Paul Fanning asks what MAN’s new engine launch tells us about its view of the cruise ship market
The launch of any new engine is obviously big news in Marine Propulsion’s market and particularly when it is of a new flagship design from one of the industry’s biggest names.
So it was with great anticipation that I arrived in Augsburg this week for the launch of MAN Diesel & Turbo’s new 45/60CR engine. The details of this new launch are too numerous to cover here, but suffice to say that it offers a major power boost and hugely improved fuel consumption over its predecessor, the 48/60 – as well as over competitors, according to MAN.
An interesting detail about the new launch, though, is where it is being aimed, with one of its key target markets being the cruise sector, where it is felt that its excellent fuel consumption will make it extremely popular. Indeed, MAN’s calculations, based on a representative load-profile of a cruise vessel, show that a ship operating with an MAN 45/60CR engine can enjoy a fuel-oil cost benefit of 5% to 12% in comparison with a vessel powered by an equivalent engine from other manufacturers.
The cruise market, of course, has been one of the few bright points in an otherwise gloomy picture for shipping in recent years. Growth here has been solid and sustained, meaning that designing an engine with this market in mind makes sense.
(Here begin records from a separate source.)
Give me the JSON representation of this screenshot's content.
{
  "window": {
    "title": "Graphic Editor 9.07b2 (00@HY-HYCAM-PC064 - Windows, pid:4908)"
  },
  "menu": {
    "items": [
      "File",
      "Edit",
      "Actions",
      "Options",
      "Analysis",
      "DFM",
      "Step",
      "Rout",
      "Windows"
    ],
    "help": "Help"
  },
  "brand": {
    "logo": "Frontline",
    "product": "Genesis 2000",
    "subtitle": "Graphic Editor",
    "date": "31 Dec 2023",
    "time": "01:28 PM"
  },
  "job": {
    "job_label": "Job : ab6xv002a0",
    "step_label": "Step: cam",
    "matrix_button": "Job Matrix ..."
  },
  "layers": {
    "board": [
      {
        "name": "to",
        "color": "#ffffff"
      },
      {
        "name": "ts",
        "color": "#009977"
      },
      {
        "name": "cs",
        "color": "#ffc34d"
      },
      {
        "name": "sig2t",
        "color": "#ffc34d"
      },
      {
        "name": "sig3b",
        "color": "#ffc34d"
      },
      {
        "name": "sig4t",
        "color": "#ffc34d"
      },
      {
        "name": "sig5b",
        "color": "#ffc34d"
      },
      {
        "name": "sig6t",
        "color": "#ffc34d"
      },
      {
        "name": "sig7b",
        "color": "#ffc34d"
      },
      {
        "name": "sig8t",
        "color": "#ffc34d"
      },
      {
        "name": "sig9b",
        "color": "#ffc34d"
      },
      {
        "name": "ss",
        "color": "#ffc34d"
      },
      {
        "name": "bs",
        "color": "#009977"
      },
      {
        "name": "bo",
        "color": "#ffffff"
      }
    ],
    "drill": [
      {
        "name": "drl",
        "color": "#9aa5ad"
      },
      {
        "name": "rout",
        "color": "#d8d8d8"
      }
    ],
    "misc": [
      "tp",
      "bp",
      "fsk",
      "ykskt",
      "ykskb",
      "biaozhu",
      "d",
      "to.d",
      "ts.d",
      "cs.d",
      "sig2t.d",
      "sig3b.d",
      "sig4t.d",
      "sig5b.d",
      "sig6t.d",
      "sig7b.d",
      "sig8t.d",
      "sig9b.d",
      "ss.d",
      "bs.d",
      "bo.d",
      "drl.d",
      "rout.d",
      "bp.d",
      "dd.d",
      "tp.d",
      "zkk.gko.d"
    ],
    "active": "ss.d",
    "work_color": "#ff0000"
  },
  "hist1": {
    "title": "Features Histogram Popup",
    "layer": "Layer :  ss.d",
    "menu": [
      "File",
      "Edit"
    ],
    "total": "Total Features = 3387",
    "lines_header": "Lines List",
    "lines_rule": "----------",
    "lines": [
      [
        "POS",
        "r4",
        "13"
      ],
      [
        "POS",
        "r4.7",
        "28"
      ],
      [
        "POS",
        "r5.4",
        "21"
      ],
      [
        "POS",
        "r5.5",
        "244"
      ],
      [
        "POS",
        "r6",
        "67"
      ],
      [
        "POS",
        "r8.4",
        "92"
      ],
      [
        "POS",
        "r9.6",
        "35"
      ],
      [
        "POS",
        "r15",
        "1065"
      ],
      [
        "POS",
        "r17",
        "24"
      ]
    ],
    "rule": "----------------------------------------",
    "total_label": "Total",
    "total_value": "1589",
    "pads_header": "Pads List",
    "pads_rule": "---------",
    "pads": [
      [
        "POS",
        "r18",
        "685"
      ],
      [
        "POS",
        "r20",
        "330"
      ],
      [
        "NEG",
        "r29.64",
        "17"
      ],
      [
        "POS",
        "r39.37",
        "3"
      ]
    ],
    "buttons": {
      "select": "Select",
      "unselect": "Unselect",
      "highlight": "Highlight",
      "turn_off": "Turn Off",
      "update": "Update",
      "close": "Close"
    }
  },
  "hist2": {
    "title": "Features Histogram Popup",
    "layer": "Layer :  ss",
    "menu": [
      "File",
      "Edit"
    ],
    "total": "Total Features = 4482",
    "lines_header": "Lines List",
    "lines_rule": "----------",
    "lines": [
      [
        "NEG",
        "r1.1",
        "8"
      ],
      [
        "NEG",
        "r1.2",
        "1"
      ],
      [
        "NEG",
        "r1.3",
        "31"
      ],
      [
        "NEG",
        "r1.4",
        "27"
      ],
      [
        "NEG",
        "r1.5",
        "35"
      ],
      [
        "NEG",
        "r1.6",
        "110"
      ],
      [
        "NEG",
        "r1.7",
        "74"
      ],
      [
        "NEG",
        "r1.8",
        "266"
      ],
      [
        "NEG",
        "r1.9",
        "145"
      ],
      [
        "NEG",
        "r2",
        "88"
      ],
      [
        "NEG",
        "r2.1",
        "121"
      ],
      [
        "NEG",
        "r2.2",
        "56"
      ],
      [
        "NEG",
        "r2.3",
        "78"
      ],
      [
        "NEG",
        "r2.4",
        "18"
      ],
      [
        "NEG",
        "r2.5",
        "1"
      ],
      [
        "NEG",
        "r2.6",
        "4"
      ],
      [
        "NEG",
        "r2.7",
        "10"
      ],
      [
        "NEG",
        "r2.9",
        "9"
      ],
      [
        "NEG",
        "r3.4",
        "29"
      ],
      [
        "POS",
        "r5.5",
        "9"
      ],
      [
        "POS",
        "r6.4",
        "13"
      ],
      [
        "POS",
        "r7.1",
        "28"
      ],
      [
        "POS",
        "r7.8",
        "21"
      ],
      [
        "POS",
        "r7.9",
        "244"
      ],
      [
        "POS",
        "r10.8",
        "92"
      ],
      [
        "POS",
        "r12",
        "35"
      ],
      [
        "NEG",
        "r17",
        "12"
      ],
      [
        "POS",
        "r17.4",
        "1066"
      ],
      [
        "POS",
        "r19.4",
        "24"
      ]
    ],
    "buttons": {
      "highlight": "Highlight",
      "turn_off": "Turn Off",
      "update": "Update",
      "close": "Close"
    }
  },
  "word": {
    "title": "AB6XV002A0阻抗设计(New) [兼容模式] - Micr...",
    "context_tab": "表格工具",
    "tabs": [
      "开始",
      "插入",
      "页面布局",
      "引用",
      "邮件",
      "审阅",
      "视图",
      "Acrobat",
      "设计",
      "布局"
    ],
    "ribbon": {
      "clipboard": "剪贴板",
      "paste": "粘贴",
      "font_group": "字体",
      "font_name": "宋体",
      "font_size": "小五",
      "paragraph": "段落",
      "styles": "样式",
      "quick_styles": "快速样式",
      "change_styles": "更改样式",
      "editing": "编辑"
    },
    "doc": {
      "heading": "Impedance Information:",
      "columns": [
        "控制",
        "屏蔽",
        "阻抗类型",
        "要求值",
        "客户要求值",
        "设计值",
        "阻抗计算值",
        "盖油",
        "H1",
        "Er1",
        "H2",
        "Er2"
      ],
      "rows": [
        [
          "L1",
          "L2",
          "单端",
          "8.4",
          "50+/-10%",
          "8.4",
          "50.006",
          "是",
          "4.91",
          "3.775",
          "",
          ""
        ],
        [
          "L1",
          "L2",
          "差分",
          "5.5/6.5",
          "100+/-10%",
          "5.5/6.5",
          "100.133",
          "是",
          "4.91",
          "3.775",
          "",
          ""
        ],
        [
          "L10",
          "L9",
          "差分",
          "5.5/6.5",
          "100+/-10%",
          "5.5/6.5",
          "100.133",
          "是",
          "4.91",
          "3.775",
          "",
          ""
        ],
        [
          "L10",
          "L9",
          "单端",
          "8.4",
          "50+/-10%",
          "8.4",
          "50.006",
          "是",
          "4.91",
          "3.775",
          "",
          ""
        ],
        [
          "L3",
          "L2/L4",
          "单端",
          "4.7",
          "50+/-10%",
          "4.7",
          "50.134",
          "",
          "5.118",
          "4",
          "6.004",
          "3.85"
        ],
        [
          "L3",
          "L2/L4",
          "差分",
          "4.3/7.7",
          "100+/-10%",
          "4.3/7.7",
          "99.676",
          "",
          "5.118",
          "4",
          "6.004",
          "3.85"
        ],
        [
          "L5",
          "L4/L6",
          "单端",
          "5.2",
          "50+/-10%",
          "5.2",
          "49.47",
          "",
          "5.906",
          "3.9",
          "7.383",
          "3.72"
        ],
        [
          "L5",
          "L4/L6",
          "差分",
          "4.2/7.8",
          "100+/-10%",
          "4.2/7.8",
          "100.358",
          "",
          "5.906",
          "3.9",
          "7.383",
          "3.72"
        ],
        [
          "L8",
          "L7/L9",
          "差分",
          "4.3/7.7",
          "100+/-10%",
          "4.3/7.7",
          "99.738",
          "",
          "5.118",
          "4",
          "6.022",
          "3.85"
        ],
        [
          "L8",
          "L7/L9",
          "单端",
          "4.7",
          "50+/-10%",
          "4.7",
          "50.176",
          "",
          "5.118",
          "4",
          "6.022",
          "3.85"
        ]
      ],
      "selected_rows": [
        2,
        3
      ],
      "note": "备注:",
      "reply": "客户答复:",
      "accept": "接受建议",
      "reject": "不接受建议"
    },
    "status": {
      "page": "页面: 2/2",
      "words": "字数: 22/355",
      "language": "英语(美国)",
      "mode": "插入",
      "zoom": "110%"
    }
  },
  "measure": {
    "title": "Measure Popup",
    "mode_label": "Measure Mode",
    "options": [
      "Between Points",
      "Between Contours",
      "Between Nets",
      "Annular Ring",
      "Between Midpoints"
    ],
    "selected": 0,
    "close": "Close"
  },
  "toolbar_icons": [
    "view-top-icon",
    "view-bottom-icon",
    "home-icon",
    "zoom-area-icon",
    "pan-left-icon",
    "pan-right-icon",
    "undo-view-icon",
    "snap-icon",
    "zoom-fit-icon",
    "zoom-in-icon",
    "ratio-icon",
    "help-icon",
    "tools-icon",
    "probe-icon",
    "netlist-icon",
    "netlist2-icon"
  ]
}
However, since the engine is not actually going to be available until 2020, what this launch says about MAN’s view of the cruise sector is interesting, since it suggests that the company has faith that the cruise boom – rather than slowing down – will continue for some time to come.